'''

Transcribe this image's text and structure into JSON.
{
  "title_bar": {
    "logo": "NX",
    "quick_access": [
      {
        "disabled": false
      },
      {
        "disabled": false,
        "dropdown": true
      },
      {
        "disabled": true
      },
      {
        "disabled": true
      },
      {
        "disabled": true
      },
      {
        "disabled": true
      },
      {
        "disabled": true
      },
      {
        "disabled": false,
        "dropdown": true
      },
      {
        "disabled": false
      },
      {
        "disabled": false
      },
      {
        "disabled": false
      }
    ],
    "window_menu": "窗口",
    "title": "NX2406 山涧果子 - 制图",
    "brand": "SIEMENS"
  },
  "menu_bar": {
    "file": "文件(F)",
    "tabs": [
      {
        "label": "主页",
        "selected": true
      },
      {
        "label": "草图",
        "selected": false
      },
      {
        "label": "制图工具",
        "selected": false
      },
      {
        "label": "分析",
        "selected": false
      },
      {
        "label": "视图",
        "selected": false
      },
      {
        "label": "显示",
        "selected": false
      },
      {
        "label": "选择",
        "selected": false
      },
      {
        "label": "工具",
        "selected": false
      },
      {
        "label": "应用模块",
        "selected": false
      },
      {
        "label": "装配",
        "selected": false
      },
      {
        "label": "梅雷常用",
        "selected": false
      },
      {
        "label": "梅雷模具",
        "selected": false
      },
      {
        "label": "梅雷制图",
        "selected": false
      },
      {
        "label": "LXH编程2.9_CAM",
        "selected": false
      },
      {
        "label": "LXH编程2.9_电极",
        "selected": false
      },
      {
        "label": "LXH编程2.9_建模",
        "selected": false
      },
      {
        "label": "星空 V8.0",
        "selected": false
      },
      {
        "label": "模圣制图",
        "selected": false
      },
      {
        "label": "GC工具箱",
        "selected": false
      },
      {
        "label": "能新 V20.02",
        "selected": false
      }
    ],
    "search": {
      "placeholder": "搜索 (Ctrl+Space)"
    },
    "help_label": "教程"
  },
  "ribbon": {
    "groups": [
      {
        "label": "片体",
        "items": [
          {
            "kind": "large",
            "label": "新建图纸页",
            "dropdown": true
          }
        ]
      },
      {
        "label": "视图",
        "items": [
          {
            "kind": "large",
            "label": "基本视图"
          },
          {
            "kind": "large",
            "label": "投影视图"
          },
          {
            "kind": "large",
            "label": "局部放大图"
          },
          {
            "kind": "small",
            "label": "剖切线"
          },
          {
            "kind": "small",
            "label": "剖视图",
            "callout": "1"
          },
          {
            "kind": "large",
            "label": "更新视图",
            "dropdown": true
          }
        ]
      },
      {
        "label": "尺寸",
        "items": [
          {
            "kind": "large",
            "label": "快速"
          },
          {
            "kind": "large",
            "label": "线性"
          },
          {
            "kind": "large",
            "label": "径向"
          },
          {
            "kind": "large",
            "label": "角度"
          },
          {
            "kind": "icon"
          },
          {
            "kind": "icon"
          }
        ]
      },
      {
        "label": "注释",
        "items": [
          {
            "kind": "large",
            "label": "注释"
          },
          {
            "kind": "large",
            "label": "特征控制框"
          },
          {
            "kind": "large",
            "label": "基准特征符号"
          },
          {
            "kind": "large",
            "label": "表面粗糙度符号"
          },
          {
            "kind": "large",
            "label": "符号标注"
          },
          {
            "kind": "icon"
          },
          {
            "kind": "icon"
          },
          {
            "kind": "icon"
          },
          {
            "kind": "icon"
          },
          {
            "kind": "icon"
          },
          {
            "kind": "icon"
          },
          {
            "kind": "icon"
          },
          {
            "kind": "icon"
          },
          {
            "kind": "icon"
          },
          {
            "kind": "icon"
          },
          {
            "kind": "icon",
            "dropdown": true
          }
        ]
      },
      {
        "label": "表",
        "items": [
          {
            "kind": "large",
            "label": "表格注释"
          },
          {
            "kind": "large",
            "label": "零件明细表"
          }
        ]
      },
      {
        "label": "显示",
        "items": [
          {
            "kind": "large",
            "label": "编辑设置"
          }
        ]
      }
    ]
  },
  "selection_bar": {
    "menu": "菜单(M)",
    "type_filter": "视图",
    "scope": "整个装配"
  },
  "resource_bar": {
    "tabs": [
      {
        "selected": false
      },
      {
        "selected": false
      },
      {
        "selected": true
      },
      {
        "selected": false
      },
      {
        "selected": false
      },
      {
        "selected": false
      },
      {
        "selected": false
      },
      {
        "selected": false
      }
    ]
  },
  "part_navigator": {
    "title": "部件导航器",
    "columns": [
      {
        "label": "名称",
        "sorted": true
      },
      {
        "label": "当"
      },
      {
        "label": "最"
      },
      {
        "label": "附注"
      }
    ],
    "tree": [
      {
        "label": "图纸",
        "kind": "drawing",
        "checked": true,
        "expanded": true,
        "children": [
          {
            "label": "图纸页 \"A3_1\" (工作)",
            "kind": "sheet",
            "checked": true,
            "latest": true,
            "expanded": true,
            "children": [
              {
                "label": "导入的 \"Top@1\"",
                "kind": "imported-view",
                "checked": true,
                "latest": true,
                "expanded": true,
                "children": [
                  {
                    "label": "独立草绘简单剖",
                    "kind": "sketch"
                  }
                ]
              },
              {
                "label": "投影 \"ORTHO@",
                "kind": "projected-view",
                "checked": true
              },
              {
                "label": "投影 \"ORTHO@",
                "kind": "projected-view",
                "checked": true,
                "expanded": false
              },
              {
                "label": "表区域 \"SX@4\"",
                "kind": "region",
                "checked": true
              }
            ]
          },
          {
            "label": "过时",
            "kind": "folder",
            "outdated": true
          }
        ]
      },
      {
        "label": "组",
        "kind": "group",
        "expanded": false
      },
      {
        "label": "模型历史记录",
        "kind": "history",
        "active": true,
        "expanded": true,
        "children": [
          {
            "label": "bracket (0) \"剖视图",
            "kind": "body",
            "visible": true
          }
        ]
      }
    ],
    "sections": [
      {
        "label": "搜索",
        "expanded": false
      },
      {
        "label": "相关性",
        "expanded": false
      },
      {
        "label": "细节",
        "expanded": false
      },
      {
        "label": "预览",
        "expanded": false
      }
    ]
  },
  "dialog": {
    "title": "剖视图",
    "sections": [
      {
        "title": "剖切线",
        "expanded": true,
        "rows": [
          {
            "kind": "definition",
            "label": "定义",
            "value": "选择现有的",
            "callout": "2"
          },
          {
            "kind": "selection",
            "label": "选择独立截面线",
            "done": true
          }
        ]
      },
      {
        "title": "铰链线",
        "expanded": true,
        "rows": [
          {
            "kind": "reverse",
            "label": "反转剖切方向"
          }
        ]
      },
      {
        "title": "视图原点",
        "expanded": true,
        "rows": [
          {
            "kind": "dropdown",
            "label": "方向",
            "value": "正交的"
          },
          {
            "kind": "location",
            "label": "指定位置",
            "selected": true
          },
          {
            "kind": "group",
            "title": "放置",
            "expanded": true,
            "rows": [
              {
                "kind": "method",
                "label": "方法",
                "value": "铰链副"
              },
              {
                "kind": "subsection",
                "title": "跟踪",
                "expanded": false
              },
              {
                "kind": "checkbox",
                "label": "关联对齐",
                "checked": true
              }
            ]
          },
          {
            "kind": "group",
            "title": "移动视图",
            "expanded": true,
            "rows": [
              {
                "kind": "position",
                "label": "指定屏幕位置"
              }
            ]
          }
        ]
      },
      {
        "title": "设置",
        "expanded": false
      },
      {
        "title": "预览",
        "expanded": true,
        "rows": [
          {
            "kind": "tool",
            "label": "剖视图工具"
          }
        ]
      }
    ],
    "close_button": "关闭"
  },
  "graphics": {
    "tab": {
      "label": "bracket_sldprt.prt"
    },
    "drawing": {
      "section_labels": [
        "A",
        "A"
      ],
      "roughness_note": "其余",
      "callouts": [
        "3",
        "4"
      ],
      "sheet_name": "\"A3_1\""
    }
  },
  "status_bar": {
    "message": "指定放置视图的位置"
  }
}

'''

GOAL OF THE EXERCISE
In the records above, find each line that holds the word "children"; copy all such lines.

RESPONSE TO THIS EXERCISE
        "children": [
            "children": [
                "children": [
        "children": [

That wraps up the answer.